> What to do: Retype all of the entries that appear below, keeping them exactly as they are.
----
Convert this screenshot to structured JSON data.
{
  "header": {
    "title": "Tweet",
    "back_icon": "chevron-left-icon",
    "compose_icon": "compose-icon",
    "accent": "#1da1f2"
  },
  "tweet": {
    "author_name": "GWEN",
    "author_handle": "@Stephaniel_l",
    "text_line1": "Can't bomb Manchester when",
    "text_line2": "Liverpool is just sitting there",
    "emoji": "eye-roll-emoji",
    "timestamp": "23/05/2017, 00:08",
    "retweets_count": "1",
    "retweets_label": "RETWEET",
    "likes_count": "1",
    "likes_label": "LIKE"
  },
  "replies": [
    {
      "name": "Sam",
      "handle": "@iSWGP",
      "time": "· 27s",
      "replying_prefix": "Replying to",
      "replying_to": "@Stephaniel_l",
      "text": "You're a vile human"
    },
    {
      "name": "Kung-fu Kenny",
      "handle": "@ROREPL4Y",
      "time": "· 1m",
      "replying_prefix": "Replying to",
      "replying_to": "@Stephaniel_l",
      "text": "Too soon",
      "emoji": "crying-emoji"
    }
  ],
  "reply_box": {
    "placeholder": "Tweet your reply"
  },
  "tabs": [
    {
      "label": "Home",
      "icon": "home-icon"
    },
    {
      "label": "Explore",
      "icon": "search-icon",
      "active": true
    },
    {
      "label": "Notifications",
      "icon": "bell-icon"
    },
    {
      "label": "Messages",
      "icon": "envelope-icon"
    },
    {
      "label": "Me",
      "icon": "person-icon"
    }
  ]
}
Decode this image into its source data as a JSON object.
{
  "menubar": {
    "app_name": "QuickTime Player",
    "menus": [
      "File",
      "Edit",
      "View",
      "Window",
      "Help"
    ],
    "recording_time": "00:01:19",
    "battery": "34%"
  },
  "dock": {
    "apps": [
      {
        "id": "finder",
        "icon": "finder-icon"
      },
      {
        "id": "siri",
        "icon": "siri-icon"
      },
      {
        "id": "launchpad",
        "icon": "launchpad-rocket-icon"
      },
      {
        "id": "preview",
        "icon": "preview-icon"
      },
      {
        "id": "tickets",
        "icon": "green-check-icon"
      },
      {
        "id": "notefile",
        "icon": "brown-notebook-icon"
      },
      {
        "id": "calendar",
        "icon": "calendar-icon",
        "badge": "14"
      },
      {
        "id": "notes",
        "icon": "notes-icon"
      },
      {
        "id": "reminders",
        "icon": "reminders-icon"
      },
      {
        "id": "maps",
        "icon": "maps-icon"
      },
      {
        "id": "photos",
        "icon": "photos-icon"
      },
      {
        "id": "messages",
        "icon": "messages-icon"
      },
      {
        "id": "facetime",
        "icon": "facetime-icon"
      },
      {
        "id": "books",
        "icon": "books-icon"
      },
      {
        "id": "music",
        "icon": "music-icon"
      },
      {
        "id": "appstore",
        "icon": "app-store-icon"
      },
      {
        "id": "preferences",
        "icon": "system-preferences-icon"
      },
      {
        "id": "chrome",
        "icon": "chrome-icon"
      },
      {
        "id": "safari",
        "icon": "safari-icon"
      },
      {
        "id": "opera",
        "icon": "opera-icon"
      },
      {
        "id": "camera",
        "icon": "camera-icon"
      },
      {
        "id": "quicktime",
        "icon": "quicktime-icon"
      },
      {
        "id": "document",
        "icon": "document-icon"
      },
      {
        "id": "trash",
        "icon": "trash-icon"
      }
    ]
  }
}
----
> Completed task:
Convert this screenshot to structured JSON data.
{
  "header": {
    "title": "Tweet",
    "back_icon": "chevron-left-icon",
    "compose_icon": "compose-icon",
    "accent": "#1da1f2"
  },
  "tweet": {
    "author_name": "GWEN",
    "author_handle": "@Stephaniel_l",
    "text_line1": "Can't bomb Manchester when",
    "text_line2": "Liverpool is just sitting there",
    "emoji": "eye-roll-emoji",
    "timestamp": "23/05/2017, 00:08",
    "retweets_count": "1",
    "retweets_label": "RETWEET",
    "likes_count": "1",
    "likes_label": "LIKE"
  },
  "replies": [
    {
      "name": "Sam",
      "handle": "@iSWGP",
      "time": "· 27s",
      "replying_prefix": "Replying to",
      "replying_to": "@Stephaniel_l",
      "text": "You're a vile human"
    },
    {
      "name": "Kung-fu Kenny",
      "handle": "@ROREPL4Y",
      "time": "· 1m",
      "replying_prefix": "Replying to",
      "replying_to": "@Stephaniel_l",
      "text": "Too soon",
      "emoji": "crying-emoji"
    }
  ],
  "reply_box": {
    "placeholder": "Tweet your reply"
  },
  "tabs": [
    {
      "label": "Home",
      "icon": "home-icon"
    },
    {
      "label": "Explore",
      "icon": "search-icon",
      "active": true
    },
    {
      "label": "Notifications",
      "icon": "bell-icon"
    },
    {
      "label": "Messages",
      "icon": "envelope-icon"
    },
    {
      "label": "Me",
      "icon": "person-icon"
    }
  ]
}
Decode this image into its source data as a JSON object.
{
  "menubar": {
    "app_name": "QuickTime Player",
    "menus": [
      "File",
      "Edit",
      "View",
      "Window",
      "Help"
    ],
    "recording_time": "00:01:19",
    "battery": "34%"
  },
  "dock": {
    "apps": [
      {
        "id": "finder",
        "icon": "finder-icon"
      },
      {
        "id": "siri",
        "icon": "siri-icon"
      },
      {
        "id": "launchpad",
        "icon": "launchpad-rocket-icon"
      },
      {
        "id": "preview",
        "icon": "preview-icon"
      },
      {
        "id": "tickets",
        "icon": "green-check-icon"
      },
      {
        "id": "notefile",
        "icon": "brown-notebook-icon"
      },
      {
        "id": "calendar",
        "icon": "calendar-icon",
        "badge": "14"
      },
      {
        "id": "notes",
        "icon": "notes-icon"
      },
      {
        "id": "reminders",
        "icon": "reminders-icon"
      },
      {
        "id": "maps",
        "icon": "maps-icon"
      },
      {
        "id": "photos",
        "icon": "photos-icon"
      },
      {
        "id": "messages",
        "icon": "messages-icon"
      },
      {
        "id": "facetime",
        "icon": "facetime-icon"
      },
      {
        "id": "books",
        "icon": "books-icon"
      },
      {
        "id": "music",
        "icon": "music-icon"
      },
      {
        "id": "appstore",
        "icon": "app-store-icon"
      },
      {
        "id": "preferences",
        "icon": "system-preferences-icon"
      },
      {
        "id": "chrome",
        "icon": "chrome-icon"
      },
      {
        "id": "safari",
        "icon": "safari-icon"
      },
      {
        "id": "opera",
        "icon": "opera-icon"
      },
      {
        "id": "camera",
        "icon": "camera-icon"
      },
      {
        "id": "quicktime",
        "icon": "quicktime-icon"
      },
      {
        "id": "document",
        "icon": "document-icon"
      },
      {
        "id": "trash",
        "icon": "trash-icon"
      }
    ]
  }
}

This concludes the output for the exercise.